-------- Data for processing

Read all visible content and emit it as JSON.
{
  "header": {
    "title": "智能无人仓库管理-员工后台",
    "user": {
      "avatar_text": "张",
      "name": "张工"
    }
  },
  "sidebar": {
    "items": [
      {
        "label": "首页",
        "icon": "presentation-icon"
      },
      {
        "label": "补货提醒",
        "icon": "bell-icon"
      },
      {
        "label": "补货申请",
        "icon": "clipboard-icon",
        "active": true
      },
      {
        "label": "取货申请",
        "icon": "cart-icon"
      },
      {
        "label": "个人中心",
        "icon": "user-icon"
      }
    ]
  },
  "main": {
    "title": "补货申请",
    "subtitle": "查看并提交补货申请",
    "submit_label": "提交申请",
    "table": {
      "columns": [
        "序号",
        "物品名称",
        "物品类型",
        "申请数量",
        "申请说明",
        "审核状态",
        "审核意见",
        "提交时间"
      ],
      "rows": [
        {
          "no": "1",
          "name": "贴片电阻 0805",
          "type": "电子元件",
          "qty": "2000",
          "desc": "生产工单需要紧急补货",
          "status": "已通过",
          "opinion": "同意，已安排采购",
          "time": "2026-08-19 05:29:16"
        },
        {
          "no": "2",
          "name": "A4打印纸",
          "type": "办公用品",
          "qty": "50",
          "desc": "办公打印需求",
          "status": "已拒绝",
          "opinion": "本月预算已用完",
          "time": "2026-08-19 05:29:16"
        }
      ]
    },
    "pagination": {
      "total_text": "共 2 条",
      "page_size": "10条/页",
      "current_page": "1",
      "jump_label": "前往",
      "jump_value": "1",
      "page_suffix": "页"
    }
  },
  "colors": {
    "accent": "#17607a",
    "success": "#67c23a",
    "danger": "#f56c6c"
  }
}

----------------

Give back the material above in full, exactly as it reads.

Read all visible content and emit it as JSON.
{
  "header": {
    "title": "智能无人仓库管理-员工后台",
    "user": {
      "avatar_text": "张",
      "name": "张工"
    }
  },
  "sidebar": {
    "items": [
      {
        "label": "首页",
        "icon": "presentation-icon"
      },
      {
        "label": "补货提醒",
        "icon": "bell-icon"
      },
      {
        "label": "补货申请",
        "icon": "clipboard-icon",
        "active": true
      },
      {
        "label": "取货申请",
        "icon": "cart-icon"
      },
      {
        "label": "个人中心",
        "icon": "user-icon"
      }
    ]
  },
  "main": {
    "title": "补货申请",
    "subtitle": "查看并提交补货申请",
    "submit_label": "提交申请",
    "table": {
      "columns": [
        "序号",
        "物品名称",
        "物品类型",
        "申请数量",
        "申请说明",
        "审核状态",
        "审核意见",
        "提交时间"
      ],
      "rows": [
        {
          "no": "1",
          "name": "贴片电阻 0805",
          "type": "电子元件",
          "qty": "2000",
          "desc": "生产工单需要紧急补货",
          "status": "已通过",
          "opinion": "同意，已安排采购",
          "time": "2026-08-19 05:29:16"
        },
        {
          "no": "2",
          "name": "A4打印纸",
          "type": "办公用品",
          "qty": "50",
          "desc": "办公打印需求",
          "status": "已拒绝",
          "opinion": "本月预算已用完",
          "time": "2026-08-19 05:29:16"
        }
      ]
    },
    "pagination": {
      "total_text": "共 2 条",
      "page_size": "10条/页",
      "current_page": "1",
      "jump_label": "前往",
      "jump_value": "1",
      "page_suffix": "页"
    }
  },
  "colors": {
    "accent": "#17607a",
    "success": "#67c23a",
    "danger": "#f56c6c"
  }
}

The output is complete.